== MATERIAL PROVIDED

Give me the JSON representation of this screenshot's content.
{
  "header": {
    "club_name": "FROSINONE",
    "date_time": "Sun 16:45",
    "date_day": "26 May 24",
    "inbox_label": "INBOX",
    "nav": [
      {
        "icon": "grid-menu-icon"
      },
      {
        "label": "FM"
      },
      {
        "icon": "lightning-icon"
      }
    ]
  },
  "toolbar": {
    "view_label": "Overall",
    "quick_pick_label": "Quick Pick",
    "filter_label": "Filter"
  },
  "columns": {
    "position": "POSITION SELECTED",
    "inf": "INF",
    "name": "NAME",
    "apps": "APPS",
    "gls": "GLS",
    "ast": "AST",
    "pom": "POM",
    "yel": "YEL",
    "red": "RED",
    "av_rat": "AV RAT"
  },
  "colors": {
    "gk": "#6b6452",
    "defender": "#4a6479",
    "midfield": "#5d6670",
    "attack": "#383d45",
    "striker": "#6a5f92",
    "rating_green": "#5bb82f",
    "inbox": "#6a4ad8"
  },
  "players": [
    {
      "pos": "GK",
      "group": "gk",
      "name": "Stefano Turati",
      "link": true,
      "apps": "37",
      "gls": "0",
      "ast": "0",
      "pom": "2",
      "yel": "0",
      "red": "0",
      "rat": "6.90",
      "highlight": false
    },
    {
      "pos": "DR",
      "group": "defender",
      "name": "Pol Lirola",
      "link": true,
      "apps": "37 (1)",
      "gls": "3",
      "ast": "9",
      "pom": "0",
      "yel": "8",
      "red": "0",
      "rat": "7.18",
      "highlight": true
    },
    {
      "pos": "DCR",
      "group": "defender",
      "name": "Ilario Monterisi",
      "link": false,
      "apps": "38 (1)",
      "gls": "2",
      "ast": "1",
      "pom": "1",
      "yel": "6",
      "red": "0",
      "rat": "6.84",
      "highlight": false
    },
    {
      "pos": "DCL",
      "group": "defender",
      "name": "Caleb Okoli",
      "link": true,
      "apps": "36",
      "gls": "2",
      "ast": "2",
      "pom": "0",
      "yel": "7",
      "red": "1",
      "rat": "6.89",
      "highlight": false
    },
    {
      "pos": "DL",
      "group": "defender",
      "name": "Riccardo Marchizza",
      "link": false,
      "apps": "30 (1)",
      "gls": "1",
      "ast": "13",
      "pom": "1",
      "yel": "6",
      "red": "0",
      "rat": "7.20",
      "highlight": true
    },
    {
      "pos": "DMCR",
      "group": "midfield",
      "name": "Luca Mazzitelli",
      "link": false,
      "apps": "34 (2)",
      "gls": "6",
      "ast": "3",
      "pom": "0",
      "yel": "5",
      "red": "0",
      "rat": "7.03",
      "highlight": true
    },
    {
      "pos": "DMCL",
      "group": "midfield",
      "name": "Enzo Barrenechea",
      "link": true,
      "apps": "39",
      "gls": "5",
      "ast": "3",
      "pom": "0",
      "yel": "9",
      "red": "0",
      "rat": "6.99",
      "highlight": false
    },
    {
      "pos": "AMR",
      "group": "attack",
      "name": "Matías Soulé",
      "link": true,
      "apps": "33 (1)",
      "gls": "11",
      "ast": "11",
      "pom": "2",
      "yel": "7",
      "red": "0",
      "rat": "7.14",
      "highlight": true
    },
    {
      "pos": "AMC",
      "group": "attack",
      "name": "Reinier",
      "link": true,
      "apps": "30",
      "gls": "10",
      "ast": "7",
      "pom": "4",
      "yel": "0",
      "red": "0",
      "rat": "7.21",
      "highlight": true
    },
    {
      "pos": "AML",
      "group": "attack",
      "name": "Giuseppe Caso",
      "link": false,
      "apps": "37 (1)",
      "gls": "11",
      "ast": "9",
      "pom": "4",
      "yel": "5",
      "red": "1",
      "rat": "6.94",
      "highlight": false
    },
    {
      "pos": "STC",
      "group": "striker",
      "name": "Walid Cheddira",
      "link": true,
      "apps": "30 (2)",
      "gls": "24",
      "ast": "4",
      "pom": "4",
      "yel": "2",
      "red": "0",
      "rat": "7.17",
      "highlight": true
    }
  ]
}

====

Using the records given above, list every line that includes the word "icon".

        "icon": "grid-menu-icon"
        "icon": "lightning-icon"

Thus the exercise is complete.